Final Artist Lineup! You can learn more about each artist by clicking on their names:

Marianne Bland

Molly Brown

Andrew Cain

Angela Casagrande

Tina Horton

Jim Marxen

The Speak Low will also be back. Many of you got to enjoy the line-up of musicians he brought with him to the June show, and this Homecoming show will be no different!

The Speak Low

Stephen March

Sandra Dolores

Wannabe Barnaby

Last but not least is Wildlands Bake Shop (the dessert course of this blog post if you will)! Jenn Garrison will be bringing back her sweets once again to REVEL. I’d love to describe to you all the great treats she brought last time, but of the three REVEL staffers, only one got to try a single piece before our June guests wiped out her supply of over 300+ dessert. A pretty good measure of how tasty they were I’d say!

August 2011 Art Show Preview!

August 10, 2011

Here’s the poster!

Artists: Beverly Burris and Lily Moon

Flash Fiction: Authors David Semonchik and Julia Jackson will be displaying some flash fiction on the stairwell space

Free Goodies! Provided to us by The Green Pig

As always we’ll also have some alcoholic beverages for purchase at the REVEL bar, with deals like 2 for $5 beers.
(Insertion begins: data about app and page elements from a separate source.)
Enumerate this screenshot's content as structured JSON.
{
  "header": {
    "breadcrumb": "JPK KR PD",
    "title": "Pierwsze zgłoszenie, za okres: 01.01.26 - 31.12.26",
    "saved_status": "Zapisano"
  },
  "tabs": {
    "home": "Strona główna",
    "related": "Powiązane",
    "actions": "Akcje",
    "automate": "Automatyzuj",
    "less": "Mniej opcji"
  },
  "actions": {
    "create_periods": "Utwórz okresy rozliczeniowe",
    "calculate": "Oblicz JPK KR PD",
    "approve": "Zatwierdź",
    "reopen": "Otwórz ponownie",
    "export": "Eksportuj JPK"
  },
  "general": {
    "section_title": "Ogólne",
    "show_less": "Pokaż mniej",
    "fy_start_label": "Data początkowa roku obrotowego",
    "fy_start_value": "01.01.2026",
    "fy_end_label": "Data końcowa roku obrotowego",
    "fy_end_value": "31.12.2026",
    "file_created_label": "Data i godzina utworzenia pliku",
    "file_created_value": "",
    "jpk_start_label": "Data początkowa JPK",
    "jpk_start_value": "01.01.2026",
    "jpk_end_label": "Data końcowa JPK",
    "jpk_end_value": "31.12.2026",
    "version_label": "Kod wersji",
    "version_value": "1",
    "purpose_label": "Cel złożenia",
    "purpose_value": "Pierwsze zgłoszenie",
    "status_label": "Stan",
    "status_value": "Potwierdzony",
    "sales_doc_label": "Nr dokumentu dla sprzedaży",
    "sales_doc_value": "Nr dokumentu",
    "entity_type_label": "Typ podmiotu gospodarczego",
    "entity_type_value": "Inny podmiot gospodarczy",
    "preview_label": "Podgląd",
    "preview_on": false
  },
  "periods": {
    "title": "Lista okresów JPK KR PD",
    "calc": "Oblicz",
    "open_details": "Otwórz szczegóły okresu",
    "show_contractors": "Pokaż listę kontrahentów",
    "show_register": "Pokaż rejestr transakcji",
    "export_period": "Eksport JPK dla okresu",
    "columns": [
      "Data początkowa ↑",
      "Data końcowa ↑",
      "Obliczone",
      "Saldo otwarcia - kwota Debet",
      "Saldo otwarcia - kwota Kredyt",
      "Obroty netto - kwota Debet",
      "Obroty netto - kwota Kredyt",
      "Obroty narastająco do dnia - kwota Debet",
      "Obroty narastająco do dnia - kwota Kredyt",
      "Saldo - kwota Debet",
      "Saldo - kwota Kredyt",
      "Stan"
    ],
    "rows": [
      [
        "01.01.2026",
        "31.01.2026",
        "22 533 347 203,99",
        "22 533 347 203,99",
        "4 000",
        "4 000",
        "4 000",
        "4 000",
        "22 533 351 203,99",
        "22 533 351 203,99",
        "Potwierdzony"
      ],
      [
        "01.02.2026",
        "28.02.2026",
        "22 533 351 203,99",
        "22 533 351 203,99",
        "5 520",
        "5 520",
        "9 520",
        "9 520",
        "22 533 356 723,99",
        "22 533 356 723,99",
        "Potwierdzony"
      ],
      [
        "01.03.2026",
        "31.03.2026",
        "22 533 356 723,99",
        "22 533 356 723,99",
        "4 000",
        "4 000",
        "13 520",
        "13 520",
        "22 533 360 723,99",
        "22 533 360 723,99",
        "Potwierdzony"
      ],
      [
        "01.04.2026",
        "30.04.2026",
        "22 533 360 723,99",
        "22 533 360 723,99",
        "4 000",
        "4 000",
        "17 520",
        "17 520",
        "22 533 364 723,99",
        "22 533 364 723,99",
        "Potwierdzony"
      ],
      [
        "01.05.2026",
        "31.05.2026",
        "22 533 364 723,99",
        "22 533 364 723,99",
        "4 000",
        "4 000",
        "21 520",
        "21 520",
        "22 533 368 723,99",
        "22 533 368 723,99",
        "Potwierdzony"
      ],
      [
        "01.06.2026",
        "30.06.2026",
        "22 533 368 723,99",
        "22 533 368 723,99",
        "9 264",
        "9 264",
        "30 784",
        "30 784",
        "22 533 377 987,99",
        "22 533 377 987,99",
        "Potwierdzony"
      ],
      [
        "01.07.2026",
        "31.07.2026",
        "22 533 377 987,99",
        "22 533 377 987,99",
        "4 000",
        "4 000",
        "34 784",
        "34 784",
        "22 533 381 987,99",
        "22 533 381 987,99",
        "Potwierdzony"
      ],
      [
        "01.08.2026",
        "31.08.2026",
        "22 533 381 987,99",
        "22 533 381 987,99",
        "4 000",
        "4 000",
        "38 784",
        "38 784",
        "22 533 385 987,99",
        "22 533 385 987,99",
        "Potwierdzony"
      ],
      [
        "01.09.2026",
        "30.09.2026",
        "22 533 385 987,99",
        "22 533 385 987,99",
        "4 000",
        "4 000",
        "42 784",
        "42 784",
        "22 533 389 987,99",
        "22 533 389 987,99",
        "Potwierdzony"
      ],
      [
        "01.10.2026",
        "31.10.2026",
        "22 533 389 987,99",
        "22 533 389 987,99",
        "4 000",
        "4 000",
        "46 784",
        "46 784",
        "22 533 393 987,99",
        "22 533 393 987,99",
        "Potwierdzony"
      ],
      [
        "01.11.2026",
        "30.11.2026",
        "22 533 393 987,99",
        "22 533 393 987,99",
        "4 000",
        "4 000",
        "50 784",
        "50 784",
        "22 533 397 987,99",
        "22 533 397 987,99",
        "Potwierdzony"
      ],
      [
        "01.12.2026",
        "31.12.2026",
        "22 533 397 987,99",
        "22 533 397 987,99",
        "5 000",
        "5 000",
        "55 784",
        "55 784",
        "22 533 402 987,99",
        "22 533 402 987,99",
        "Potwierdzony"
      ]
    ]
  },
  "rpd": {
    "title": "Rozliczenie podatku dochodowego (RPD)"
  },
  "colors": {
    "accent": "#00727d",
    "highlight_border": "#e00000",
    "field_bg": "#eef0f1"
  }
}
Come join us for a great time!

July 2011 Art Show: Interview with Jim Marxen

July 9, 2011

How did you get started? I see that you’re self-taught.

I painted all my life, I actually became a writer, was a journalist, a reporter in southern California for a long time.

Were these regarding art?

No, but I always kept in the back of my mind the art. Writing was something I happened to be good at, so it really absorbed my time. About five years ago I decided I needed to get professional about painting, I have a friend who is a fairly well-known artist, I called her up and said, “what does one need to do, how does one break-in?” She was pretty hard on me, she’s in a gallery here in town,  fairly well-established.

Art became a second job for me, on weekends this is what I do, you have to really work at it — you’re always looking for improvements. I’ve learned how to pace myself, how to schedule my time.

Have you seen a major difference in your brushwork and what you like in your paintings compared to five years ago?

Definitely. Even five weeks ago, and five months ago, I see things — colors that don’t like. You notice your flaws, things that others may not notice or say anything about. When I look at my work I see where my flaws are, what I need to work in. It’s a continuing process.

Your colors are very bright, with kind of a surreal imagination of real life.

It’s fun to take a scene and add something that wasn’t there, a color that wasn’t there. I start with something that inspired me when I was first there and build on it. I always used color as a main driver in the work that I do. I was a news reporter — I covered a lot of nasty things in my life, it just seems to me that we have a lot of exposure to negative things and I think if we’re gonna live and move on and be better at who we are, we have to have some sense that we can be better, there has to be some optimism that we can do that.

Do you usually sit out in front of your subject painting, or do you take things you notice and you’re in your studio collaging those images?

I don’t do Plein Air. I need to have the imagination take over, I’ll take a photograph or a sketch [of the subject].  At home I’ll do about twenty sketches; I’ll keep sketching until I get the movement and the shapes where I want them.

Are there certain cities in California that tends to draw your attention for your cityscapes?

San Francisco. It’s not so much the buildings but the people there, the movement and colors — the assault on your senses. Beach stuff I like, this last show I had, I did pieces all along the Sacramento River.

What’s your ideal Saturday?

Mainly I do a lot of work in the garden, landscaping. I like to hang out with friends, I always try to get out have a good time. The only time I get some real relaxation is Saturday night, but I try to paint also. It’s that time of the year where it’s nicer to be outside.